By Jeffrey Zeldman on November 27, 2010
paidContent UK’s NLA Ruling Summary: How PRs Break Copyright Law Online offers the highlights of a 148-paragraph ruling by the British High Court “that PRs who subscribe to paid news monitors are breaking UK law by effectively copying a substantial part of online news articles.”
By randfish on September 6, 2010
By Maile Ohye on October 26, 2009
Webmaster Level: All
In May this year we announced Rich Snippets which makes it possible to show structured data from your pages on Google’s search results.
We’re convinced that structured data makes the web better, and we’ve worked hard to expand Rich Snippets to more search results and collect your feedback along the way. If you have review or people/social networking content on your site, it’s easier than ever to mark up your content using microformats or RDFa so that Google can better understand it to generate useful Rich Snippets. Here are a few helpful improvements on our end to enable you to mark up your content:
Testing tool. See what Google is able to extract, and preview how microformats or RDFa marked-up pages would look on Google search results. Test your URLs on the Rich Snippets Testing Tool.
Google Custom Search users can also use the Rich Snippets Testing Tool to test markup usable in their Custom Search engine.
Better documentation. We’ve extended our documentation to include a new section containing Tips & Tricks and Frequently Asked Questions. Here we have responded to common points of confusion and provided instructions on how to maximize the chances of getting Rich Snippets for your site.
Videos. If you have videos on your page, you can now mark up your content to help Google find those videos.
As before, marking up your content does not guarantee that Rich Snippets will be shown for your site. We will continue to expand this feature gradually to ensure a great user experience whenever Rich Snippets are shown in search results.
Written by Kavi Goel, Pravir Gupta, and Othar Hansson
By John Mueller on October 8, 2009
Webmaster level: Advanced
Today we’re excited to propose a new standard for making AJAX-based websites crawlable.
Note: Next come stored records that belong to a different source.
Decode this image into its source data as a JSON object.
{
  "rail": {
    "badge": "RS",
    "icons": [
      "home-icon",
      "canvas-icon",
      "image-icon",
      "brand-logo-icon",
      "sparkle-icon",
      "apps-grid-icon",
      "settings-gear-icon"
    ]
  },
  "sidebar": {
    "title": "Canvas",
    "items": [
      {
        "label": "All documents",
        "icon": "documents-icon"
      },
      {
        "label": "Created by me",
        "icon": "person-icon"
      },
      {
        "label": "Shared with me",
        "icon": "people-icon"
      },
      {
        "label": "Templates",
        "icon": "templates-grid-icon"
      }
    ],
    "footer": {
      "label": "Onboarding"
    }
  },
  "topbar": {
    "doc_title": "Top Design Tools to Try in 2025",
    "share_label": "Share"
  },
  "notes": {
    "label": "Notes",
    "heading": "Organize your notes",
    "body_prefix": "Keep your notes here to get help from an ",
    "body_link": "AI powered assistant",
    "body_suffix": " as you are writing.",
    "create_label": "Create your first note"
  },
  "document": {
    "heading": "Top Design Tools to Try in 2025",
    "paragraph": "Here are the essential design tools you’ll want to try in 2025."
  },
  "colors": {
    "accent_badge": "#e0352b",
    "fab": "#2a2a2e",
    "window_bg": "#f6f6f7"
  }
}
This will benefit webmasters and users by making content from rich and interactive AJAX-based websites universally accessible through search results on any search engine that chooses to take part. We believe that making this content available for crawling and indexing could significantly improve the web.
Some of the goals that we wanted to achieve with this proposal were:
By Maile Ohye on August 11, 2009
Webmaster Level: All
To build a great web search engine, you need to:
- Crawl a large chunk of the web.
- Index the resulting pages and compute how reputable those pages are.
- Rank and return the most relevant pages for users’ queries as quickly as possible.
For the last several months, a large team of Googlers has been working on a secret project: a next-generation architecture for Google’s web search. It’s the first step in a process that will let us push the envelope on size, indexing speed, accuracy, comprehensiveness and other dimensions. The new infrastructure sits “under the hood” of Google’s search engine, which means that most users won’t notice a difference in search results. But web developers and power searchers might notice a few differences, so we’re opening up a web developer preview to collect feedback.
Some parts of this system aren’t completely finished yet, so we’d welcome feedback on any issues you see. We invite you to visit the web developer preview of Google’s new infrastructure at http://www2.sandbox.google.com/ and try searches there.
Right now, we only want feedback on the differences between Google’s current search results and our new system. We’re also interested in higher-level feedback (“These types of sites seem to rank better or worse in the new system”) in addition to “This specific site should or shouldn’t rank for this query.” Engineers will be reading the feedback, but we won’t have the cycles to send replies.
Here’s how to give us feedback: Do a search at http://www2.sandbox.google.com/ and look on the search results page for a link at the bottom of the page that says “Dissatisfied? Help us improve.” Click on that link, type your feedback in the text box and then include the word caffeine somewhere in the text box. Thanks in advance for your feedback!
Posted by Sitaram Iyer, Staff Software Engineer, and Matt Cutts, Principal Engineer
By adamwulf on August 6, 2009
BOSS (Build your Own Search Service) is Yahoo!'s open search web services platform. The goal of BOSS is simple: to foster innovation in the search industry. Developers, start-ups, and large Internet companies can use BOSS to build and launch web-scale search products that utilize the entire Yahoo! Search index. BOSS gives you access to Yahoo!'s investments in crawling and indexing, ranking and relevancy algorithms, and powerful infrastructure. By combining your unique assets and ideas with our search technology assets, BOSS is a platform for the next generation of search innovation, serving hundreds of millions of users across the Web.
By adamwulf on June 17, 2009
Track conversations wherever they go on the Web and reply to them from one place
By randfish on June 16, 2009
Posted by randfish
The blog post – PageRank Sculpting – from the head Google's Web Spam team is a critical read for SEOs worldwide:
So what happens when you have a page with “ten PageRank points” and ten outgoing links, and five of those links are nofollowed? Let’s leave aside the decay factor to focus on the core part of the question. Originally, the five links without nofollow would have flowed two points of PageRank each (in essence, the nofollowed links didn’t count toward the denominator when dividing PageRank by the outdegree of the page). More than a year ago, Google changed how the PageRank flows so that the five links without nofollow would flow one point of PageRank each.
By Matt Cutts on June 16, 2009
People think about PageRank in lots of different ways. People have compared PageRank to a “random surfer” model in which PageRank is the probability that a random surfer clicking on links lands on a page. Other people think of the web as an link matrix in which the value at position (i,j) indicates the presence of links from page i to page j. In that case, PageRank corresponds to the principal eigenvector of that normalized link matrix.